A noh mask representing a girl in the first blush of womanhood. The full cheeks, engaging, full-lipped smile, dimpled chin, and eyes that swerve up at the sides suggest an outgoing, engaging personality. The "caterpillar" eyebrows are painted high on a full forehead and the black hair parted in the middle has three loose strands on each side etched out with a carving tool.
The handsome Dalem (meaning Raja or King) usually appears fourth in the introductory dances to the Topeng, then reemerges as a character in the main story... It represents the qualities desirable in a ruler: intelligence, nobility, and a forceful, positive disposition. (source "Balinese Masks" by Judy Slattum)
Made by I Wayan Tangguh. I use this mask for performance.
The first mask revealed in the series of introductory dances (penglembar) that precede the story of the Topeng is usually that of the Patih Manis or Prime Minister. (source "Balinese Masks" by Judy Slattum)
In my experience both this mask and another rougher variation are referred as Topeng Keras.
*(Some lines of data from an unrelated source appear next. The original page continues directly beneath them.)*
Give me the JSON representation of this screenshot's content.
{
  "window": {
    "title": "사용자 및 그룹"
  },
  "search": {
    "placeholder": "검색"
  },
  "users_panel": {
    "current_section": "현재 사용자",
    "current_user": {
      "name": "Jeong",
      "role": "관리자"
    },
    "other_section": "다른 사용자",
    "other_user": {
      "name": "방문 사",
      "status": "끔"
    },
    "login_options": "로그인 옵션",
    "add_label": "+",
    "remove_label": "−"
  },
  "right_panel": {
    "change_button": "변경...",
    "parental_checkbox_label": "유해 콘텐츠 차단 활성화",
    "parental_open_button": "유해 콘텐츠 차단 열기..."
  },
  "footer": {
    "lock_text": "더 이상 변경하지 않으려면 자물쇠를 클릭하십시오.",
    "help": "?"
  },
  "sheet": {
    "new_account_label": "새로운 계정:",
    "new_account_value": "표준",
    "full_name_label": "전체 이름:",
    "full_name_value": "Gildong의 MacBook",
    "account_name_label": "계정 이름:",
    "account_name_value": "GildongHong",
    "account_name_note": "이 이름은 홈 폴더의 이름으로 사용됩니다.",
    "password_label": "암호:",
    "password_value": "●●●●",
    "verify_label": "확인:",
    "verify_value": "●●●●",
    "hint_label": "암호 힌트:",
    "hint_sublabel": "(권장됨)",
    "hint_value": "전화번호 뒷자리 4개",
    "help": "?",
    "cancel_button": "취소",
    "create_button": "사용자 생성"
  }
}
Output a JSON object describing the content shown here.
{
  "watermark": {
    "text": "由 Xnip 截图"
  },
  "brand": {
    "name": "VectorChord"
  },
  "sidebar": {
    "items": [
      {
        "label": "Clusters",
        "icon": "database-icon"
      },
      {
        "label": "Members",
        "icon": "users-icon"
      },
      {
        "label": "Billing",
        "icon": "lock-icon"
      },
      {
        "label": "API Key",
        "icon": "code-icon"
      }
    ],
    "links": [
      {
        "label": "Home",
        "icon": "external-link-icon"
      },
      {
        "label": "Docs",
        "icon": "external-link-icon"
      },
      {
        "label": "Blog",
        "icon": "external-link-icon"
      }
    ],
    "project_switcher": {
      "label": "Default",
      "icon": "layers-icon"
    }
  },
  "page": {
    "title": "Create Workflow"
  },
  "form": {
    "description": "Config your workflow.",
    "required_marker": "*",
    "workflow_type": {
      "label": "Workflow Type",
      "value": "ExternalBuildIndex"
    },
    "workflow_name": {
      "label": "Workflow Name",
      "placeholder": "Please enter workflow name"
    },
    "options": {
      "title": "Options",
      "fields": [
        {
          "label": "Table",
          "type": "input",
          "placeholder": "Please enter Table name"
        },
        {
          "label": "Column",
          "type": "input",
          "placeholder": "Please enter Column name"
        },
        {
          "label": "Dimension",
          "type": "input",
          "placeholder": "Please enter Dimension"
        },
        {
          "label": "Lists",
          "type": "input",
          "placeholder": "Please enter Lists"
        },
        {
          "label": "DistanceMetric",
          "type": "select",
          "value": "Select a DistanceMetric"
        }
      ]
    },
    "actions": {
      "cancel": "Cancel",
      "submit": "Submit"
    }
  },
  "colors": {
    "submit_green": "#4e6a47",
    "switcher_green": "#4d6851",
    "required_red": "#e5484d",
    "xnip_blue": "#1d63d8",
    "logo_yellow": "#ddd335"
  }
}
This mask was made by I Ketut Kodi and I Wayan Tangguh. I use this mask for performance.